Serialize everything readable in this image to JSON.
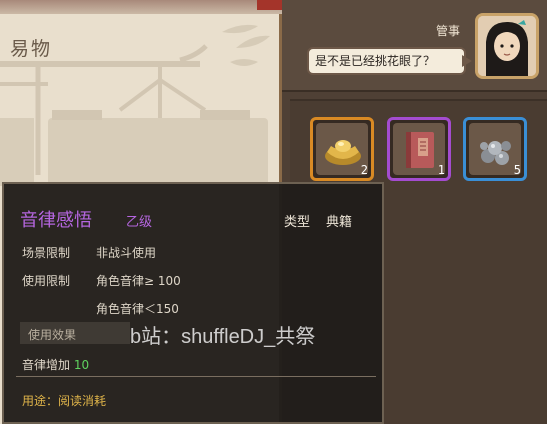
{
  "left_panel": {
    "title": "易物"
  },
  "npc": {
    "name": "管事",
    "speech": "是不是已经挑花眼了？"
  },
  "inventory": [
    {
      "icon": "gold-ingot-icon",
      "count": "2",
      "rarity_color": "#d98a24"
    },
    {
      "icon": "red-book-icon",
      "count": "1",
      "rarity_color": "#a44cd0"
    },
    {
      "icon": "ore-pile-icon",
      "count": "5",
      "rarity_color": "#3a8fd6"
    }
  ],
  "tooltip": {
    "name": "音律感悟",
    "grade": "乙级",
    "type_label": "类型",
    "type_value": "典籍",
    "scene_label": "场景限制",
    "scene_value": "非战斗使用",
    "use_label": "使用限制",
    "req1": "角色音律≥ 100",
    "req2": "角色音律＜150",
    "effect_label": "使用效果",
    "effect_text": "音律增加",
    "effect_value": "10",
    "usage": "用途：阅读消耗"
  },
  "watermark": "b站：shuffleDJ_共祭"
}
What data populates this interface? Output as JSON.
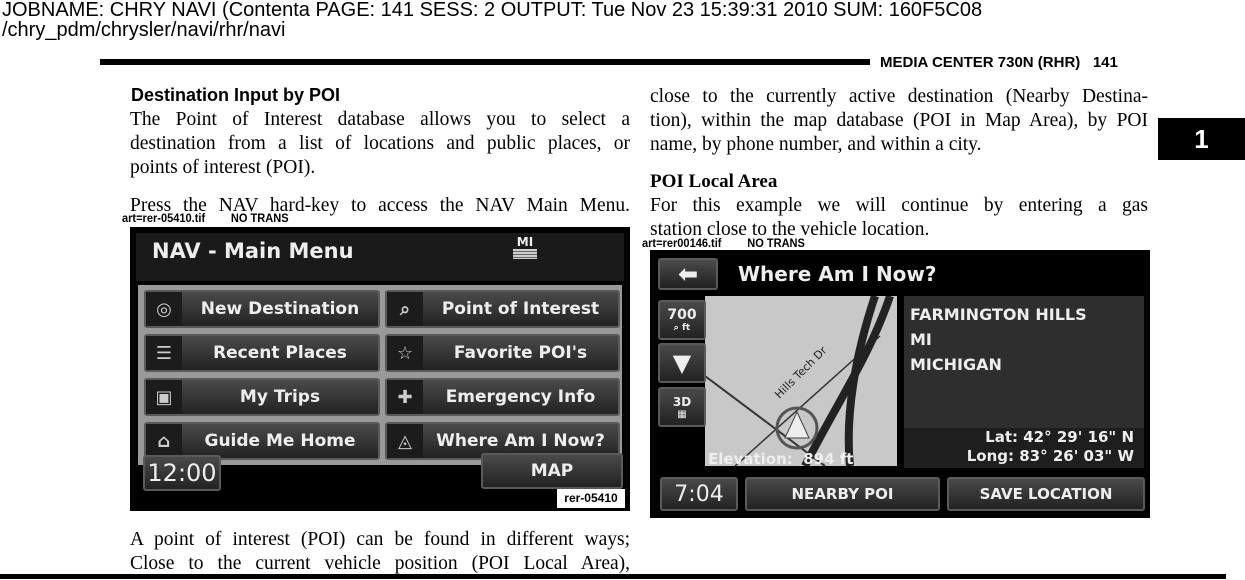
{
  "job_header": {
    "line1": "JOBNAME: CHRY NAVI (Contenta   PAGE: 141  SESS: 2  OUTPUT: Tue Nov 23 15:39:31 2010  SUM: 160F5C08",
    "line2": "/chry_pdm/chrysler/navi/rhr/navi"
  },
  "running_head": {
    "title": "MEDIA CENTER 730N (RHR)",
    "page": "141"
  },
  "chapter_tab": "1",
  "left": {
    "heading": "Destination Input by POI",
    "para1": [
      "The Point of Interest database allows you to select a",
      "destination from a list of locations and public places, or",
      "points of interest (POI)."
    ],
    "para2": "Press the NAV hard-key to access the NAV Main Menu.",
    "caption": {
      "file": "art=rer-05410.tif",
      "note": "NO TRANS"
    },
    "para3": [
      "A point of interest (POI) can be found in different ways;",
      "Close to the current vehicle position (POI Local Area),"
    ]
  },
  "right": {
    "para1": [
      "close to the currently active destination (Nearby Destina-",
      "tion), within the map database (POI in Map Area), by POI",
      "name, by phone number, and within a city."
    ],
    "heading": "POI Local Area",
    "para2": [
      "For this example we will continue by entering a gas",
      "station close to the vehicle location."
    ],
    "caption": {
      "file": "art=rer00146.tif",
      "note": "NO TRANS"
    }
  },
  "screen1": {
    "title": "NAV - Main Menu",
    "state": "MI",
    "buttons": [
      {
        "label": "New Destination",
        "icon": "target-icon"
      },
      {
        "label": "Point of Interest",
        "icon": "poi-search-icon"
      },
      {
        "label": "Recent Places",
        "icon": "list-icon"
      },
      {
        "label": "Favorite POI's",
        "icon": "star-icon"
      },
      {
        "label": "My Trips",
        "icon": "suitcase-icon"
      },
      {
        "label": "Emergency Info",
        "icon": "cross-icon"
      },
      {
        "label": "Guide Me Home",
        "icon": "home-icon"
      },
      {
        "label": "Where Am I Now?",
        "icon": "location-arrow-icon"
      }
    ],
    "time": "12:00",
    "map": "MAP",
    "art_id": "rer-05410"
  },
  "screen2": {
    "title": "Where Am I Now?",
    "scale": "700",
    "scale_unit": "ft",
    "view_mode": "3D",
    "street": "Hills Tech Dr",
    "city": "FARMINGTON HILLS",
    "state": "MI",
    "state_full": "MICHIGAN",
    "elevation_label": "Elevation:",
    "elevation": "894 ft",
    "lat": "Lat: 42° 29' 16\" N",
    "long": "Long: 83° 26' 03\" W",
    "time": "7:04",
    "nearby": "NEARBY POI",
    "save": "SAVE LOCATION"
  }
}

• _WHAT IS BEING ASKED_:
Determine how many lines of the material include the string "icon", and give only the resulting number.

• _SOLUTION TO THIS PROBLEM_:
11